ACTION ITEM -> Nothing but the text should be carried over: reproduce all the data exactly and leave out every image.

EXERCISE DATA ->
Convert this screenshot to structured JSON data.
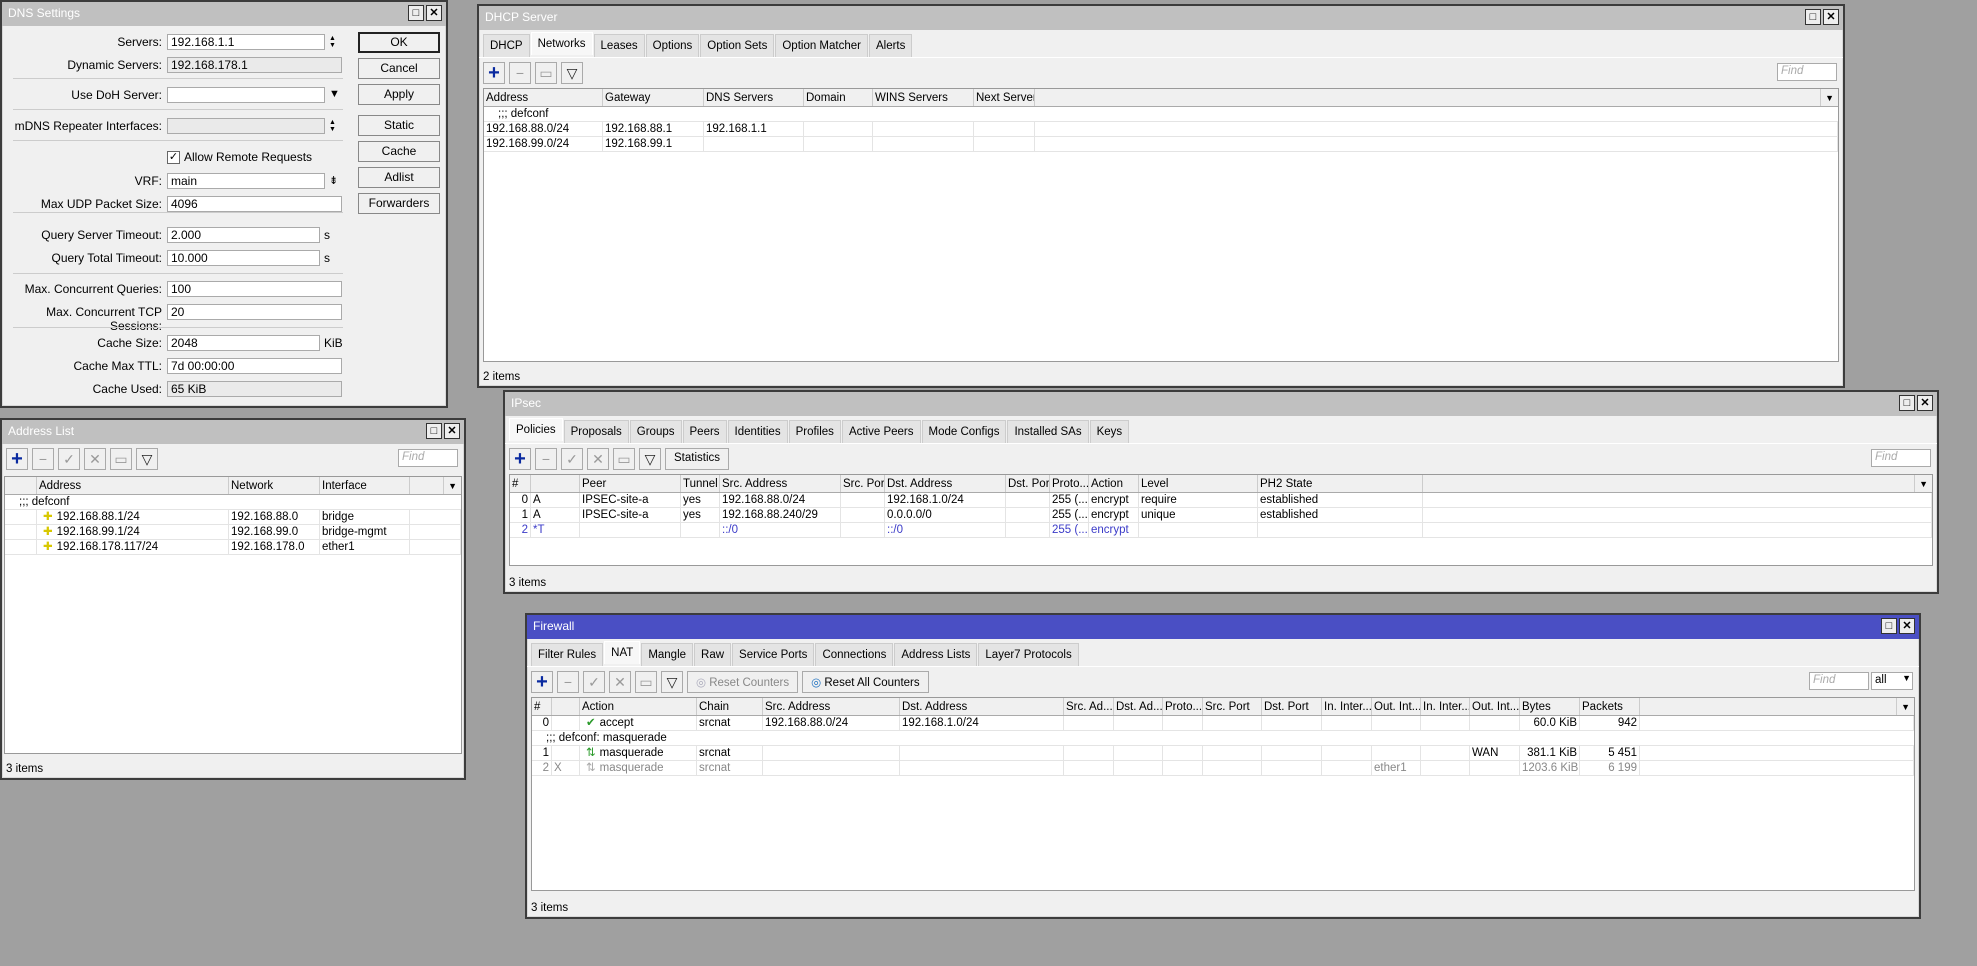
{
  "dns": {
    "title": "DNS Settings",
    "fields": [
      {
        "label": "Servers:",
        "value": "192.168.1.1",
        "ro": false
      },
      {
        "label": "Dynamic Servers:",
        "value": "192.168.178.1",
        "ro": true
      },
      {
        "label": "Use DoH Server:",
        "value": "",
        "ro": false
      },
      {
        "label": "mDNS Repeater Interfaces:",
        "value": "",
        "ro": true
      },
      {
        "label": "VRF:",
        "value": "main",
        "ro": false
      },
      {
        "label": "Max UDP Packet Size:",
        "value": "4096",
        "ro": false
      },
      {
        "label": "Query Server Timeout:",
        "value": "2.000",
        "ro": false,
        "unit": "s"
      },
      {
        "label": "Query Total Timeout:",
        "value": "10.000",
        "ro": false,
        "unit": "s"
      },
      {
        "label": "Max. Concurrent Queries:",
        "value": "100",
        "ro": false
      },
      {
        "label": "Max. Concurrent TCP Sessions:",
        "value": "20",
        "ro": false
      },
      {
        "label": "Cache Size:",
        "value": "2048",
        "ro": false,
        "unit": "KiB"
      },
      {
        "label": "Cache Max TTL:",
        "value": "7d 00:00:00",
        "ro": false
      },
      {
        "label": "Cache Used:",
        "value": "65 KiB",
        "ro": true
      }
    ],
    "allow_remote": {
      "label": "Allow Remote Requests",
      "checked": true
    },
    "buttons": [
      "OK",
      "Cancel",
      "Apply",
      "Static",
      "Cache",
      "Adlist",
      "Forwarders"
    ]
  },
  "addr": {
    "title": "Address List",
    "find": "Find",
    "status": "3 items",
    "columns": [
      "",
      "Address",
      "Network",
      "Interface",
      ""
    ],
    "comment": ";;; defconf",
    "rows": [
      [
        "",
        "192.168.88.1/24",
        "192.168.88.0",
        "bridge",
        ""
      ],
      [
        "",
        "192.168.99.1/24",
        "192.168.99.0",
        "bridge-mgmt",
        ""
      ],
      [
        "",
        "192.168.178.117/24",
        "192.168.178.0",
        "ether1",
        ""
      ]
    ]
  },
  "dhcp": {
    "title": "DHCP Server",
    "tabs": [
      "DHCP",
      "Networks",
      "Leases",
      "Options",
      "Option Sets",
      "Option Matcher",
      "Alerts"
    ],
    "selected_tab": 1,
    "find": "Find",
    "status": "2 items",
    "columns": [
      "Address",
      "Gateway",
      "DNS Servers",
      "Domain",
      "WINS Servers",
      "Next Server",
      ""
    ],
    "comment": ";;; defconf",
    "rows": [
      [
        "192.168.88.0/24",
        "192.168.88.1",
        "192.168.1.1",
        "",
        "",
        "",
        ""
      ],
      [
        "192.168.99.0/24",
        "192.168.99.1",
        "",
        "",
        "",
        "",
        ""
      ]
    ]
  },
  "ipsec": {
    "title": "IPsec",
    "tabs": [
      "Policies",
      "Proposals",
      "Groups",
      "Peers",
      "Identities",
      "Profiles",
      "Active Peers",
      "Mode Configs",
      "Installed SAs",
      "Keys"
    ],
    "selected_tab": 0,
    "statistics": "Statistics",
    "find": "Find",
    "status": "3 items",
    "columns": [
      "#",
      "",
      "Peer",
      "Tunnel",
      "Src. Address",
      "Src. Port",
      "Dst. Address",
      "Dst. Port",
      "Proto...",
      "Action",
      "Level",
      "PH2 State",
      ""
    ],
    "rows": [
      [
        "0",
        "A",
        "IPSEC-site-a",
        "yes",
        "192.168.88.0/24",
        "",
        "192.168.1.0/24",
        "",
        "255 (...",
        "encrypt",
        "require",
        "established",
        ""
      ],
      [
        "1",
        "A",
        "IPSEC-site-a",
        "yes",
        "192.168.88.240/29",
        "",
        "0.0.0.0/0",
        "",
        "255 (...",
        "encrypt",
        "unique",
        "established",
        ""
      ],
      [
        "2",
        "*T",
        "",
        "",
        "::/0",
        "",
        "::/0",
        "",
        "255 (...",
        "encrypt",
        "",
        "",
        ""
      ]
    ],
    "row_styles": [
      "",
      "",
      "blue"
    ]
  },
  "fw": {
    "title": "Firewall",
    "tabs": [
      "Filter Rules",
      "NAT",
      "Mangle",
      "Raw",
      "Service Ports",
      "Connections",
      "Address Lists",
      "Layer7 Protocols"
    ],
    "selected_tab": 1,
    "reset_counters": "Reset Counters",
    "reset_all_counters": "Reset All Counters",
    "find": "Find",
    "filter": "all",
    "status": "3 items",
    "columns": [
      "#",
      "",
      "Action",
      "Chain",
      "Src. Address",
      "Dst. Address",
      "Src. Ad...",
      "Dst. Ad...",
      "Proto...",
      "Src. Port",
      "Dst. Port",
      "In. Inter...",
      "Out. Int...",
      "In. Inter...",
      "Out. Int...",
      "Bytes",
      "Packets",
      ""
    ],
    "comment": ";;; defconf: masquerade",
    "rows": [
      [
        "0",
        "",
        "accept",
        "srcnat",
        "192.168.88.0/24",
        "192.168.1.0/24",
        "",
        "",
        "",
        "",
        "",
        "",
        "",
        "",
        "",
        "60.0 KiB",
        "942",
        ""
      ],
      [
        "1",
        "",
        "masquerade",
        "srcnat",
        "",
        "",
        "",
        "",
        "",
        "",
        "",
        "",
        "",
        "",
        "WAN",
        "381.1 KiB",
        "5 451",
        ""
      ],
      [
        "2",
        "X",
        "masquerade",
        "srcnat",
        "",
        "",
        "",
        "",
        "",
        "",
        "",
        "",
        "ether1",
        "",
        "",
        "1203.6 KiB",
        "6 199",
        ""
      ]
    ],
    "row_styles": [
      "",
      "",
      "gray"
    ],
    "colors": {
      "active_title": "#4a4fc4",
      "accept_icon": "#2a9a2a"
    }
  }
}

TASK OUTPUT ->
Convert this screenshot to structured JSON data.
{
  "dns": {
    "title": "DNS Settings",
    "fields": [
      {
        "label": "Servers:",
        "value": "192.168.1.1",
        "ro": false
      },
      {
        "label": "Dynamic Servers:",
        "value": "192.168.178.1",
        "ro": true
      },
      {
        "label": "Use DoH Server:",
        "value": "",
        "ro": false
      },
      {
        "label": "mDNS Repeater Interfaces:",
        "value": "",
        "ro": true
      },
      {
        "label": "VRF:",
        "value": "main",
        "ro": false
      },
      {
        "label": "Max UDP Packet Size:",
        "value": "4096",
        "ro": false
      },
      {
        "label": "Query Server Timeout:",
        "value": "2.000",
        "ro": false,
        "unit": "s"
      },
      {
        "label": "Query Total Timeout:",
        "value": "10.000",
        "ro": false,
        "unit": "s"
      },
      {
        "label": "Max. Concurrent Queries:",
        "value": "100",
        "ro": false
      },
      {
        "label": "Max. Concurrent TCP Sessions:",
        "value": "20",
        "ro": false
      },
      {
        "label": "Cache Size:",
        "value": "2048",
        "ro": false,
        "unit": "KiB"
      },
      {
        "label": "Cache Max TTL:",
        "value": "7d 00:00:00",
        "ro": false
      },
      {
        "label": "Cache Used:",
        "value": "65 KiB",
        "ro": true
      }
    ],
    "allow_remote": {
      "label": "Allow Remote Requests",
      "checked": true
    },
    "buttons": [
      "OK",
      "Cancel",
      "Apply",
      "Static",
      "Cache",
      "Adlist",
      "Forwarders"
    ]
  },
  "addr": {
    "title": "Address List",
    "find": "Find",
    "status": "3 items",
    "columns": [
      "",
      "Address",
      "Network",
      "Interface",
      ""
    ],
    "comment": ";;; defconf",
    "rows": [
      [
        "",
        "192.168.88.1/24",
        "192.168.88.0",
        "bridge",
        ""
      ],
      [
        "",
        "192.168.99.1/24",
        "192.168.99.0",
        "bridge-mgmt",
        ""
      ],
      [
        "",
        "192.168.178.117/24",
        "192.168.178.0",
        "ether1",
        ""
      ]
    ]
  },
  "dhcp": {
    "title": "DHCP Server",
    "tabs": [
      "DHCP",
      "Networks",
      "Leases",
      "Options",
      "Option Sets",
      "Option Matcher",
      "Alerts"
    ],
    "selected_tab": 1,
    "find": "Find",
    "status": "2 items",
    "columns": [
      "Address",
      "Gateway",
      "DNS Servers",
      "Domain",
      "WINS Servers",
      "Next Server",
      ""
    ],
    "comment": ";;; defconf",
    "rows": [
      [
        "192.168.88.0/24",
        "192.168.88.1",
        "192.168.1.1",
        "",
        "",
        "",
        ""
      ],
      [
        "192.168.99.0/24",
        "192.168.99.1",
        "",
        "",
        "",
        "",
        ""
      ]
    ]
  },
  "ipsec": {
    "title": "IPsec",
    "tabs": [
      "Policies",
      "Proposals",
      "Groups",
      "Peers",
      "Identities",
      "Profiles",
      "Active Peers",
      "Mode Configs",
      "Installed SAs",
      "Keys"
    ],
    "selected_tab": 0,
    "statistics": "Statistics",
    "find": "Find",
    "status": "3 items",
    "columns": [
      "#",
      "",
      "Peer",
      "Tunnel",
      "Src. Address",
      "Src. Port",
      "Dst. Address",
      "Dst. Port",
      "Proto...",
      "Action",
      "Level",
      "PH2 State",
      ""
    ],
    "rows": [
      [
        "0",
        "A",
        "IPSEC-site-a",
        "yes",
        "192.168.88.0/24",
        "",
        "192.168.1.0/24",
        "",
        "255 (...",
        "encrypt",
        "require",
        "established",
        ""
      ],
      [
        "1",
        "A",
        "IPSEC-site-a",
        "yes",
        "192.168.88.240/29",
        "",
        "0.0.0.0/0",
        "",
        "255 (...",
        "encrypt",
        "unique",
        "established",
        ""
      ],
      [
        "2",
        "*T",
        "",
        "",
        "::/0",
        "",
        "::/0",
        "",
        "255 (...",
        "encrypt",
        "",
        "",
        ""
      ]
    ],
    "row_styles": [
      "",
      "",
      "blue"
    ]
  },
  "fw": {
    "title": "Firewall",
    "tabs": [
      "Filter Rules",
      "NAT",
      "Mangle",
      "Raw",
      "Service Ports",
      "Connections",
      "Address Lists",
      "Layer7 Protocols"
    ],
    "selected_tab": 1,
    "reset_counters": "Reset Counters",
    "reset_all_counters": "Reset All Counters",
    "find": "Find",
    "filter": "all",
    "status": "3 items",
    "columns": [
      "#",
      "",
      "Action",
      "Chain",
      "Src. Address",
      "Dst. Address",
      "Src. Ad...",
      "Dst. Ad...",
      "Proto...",
      "Src. Port",
      "Dst. Port",
      "In. Inter...",
      "Out. Int...",
      "In. Inter...",
      "Out. Int...",
      "Bytes",
      "Packets",
      ""
    ],
    "comment": ";;; defconf: masquerade",
    "rows": [
      [
        "0",
        "",
        "accept",
        "srcnat",
        "192.168.88.0/24",
        "192.168.1.0/24",
        "",
        "",
        "",
        "",
        "",
        "",
        "",
        "",
        "",
        "60.0 KiB",
        "942",
        ""
      ],
      [
        "1",
        "",
        "masquerade",
        "srcnat",
        "",
        "",
        "",
        "",
        "",
        "",
        "",
        "",
        "",
        "",
        "WAN",
        "381.1 KiB",
        "5 451",
        ""
      ],
      [
        "2",
        "X",
        "masquerade",
        "srcnat",
        "",
        "",
        "",
        "",
        "",
        "",
        "",
        "",
        "ether1",
        "",
        "",
        "1203.6 KiB",
        "6 199",
        ""
      ]
    ],
    "row_styles": [
      "",
      "",
      "gray"
    ],
    "colors": {
      "active_title": "#4a4fc4",
      "accept_icon": "#2a9a2a"
    }
  }
}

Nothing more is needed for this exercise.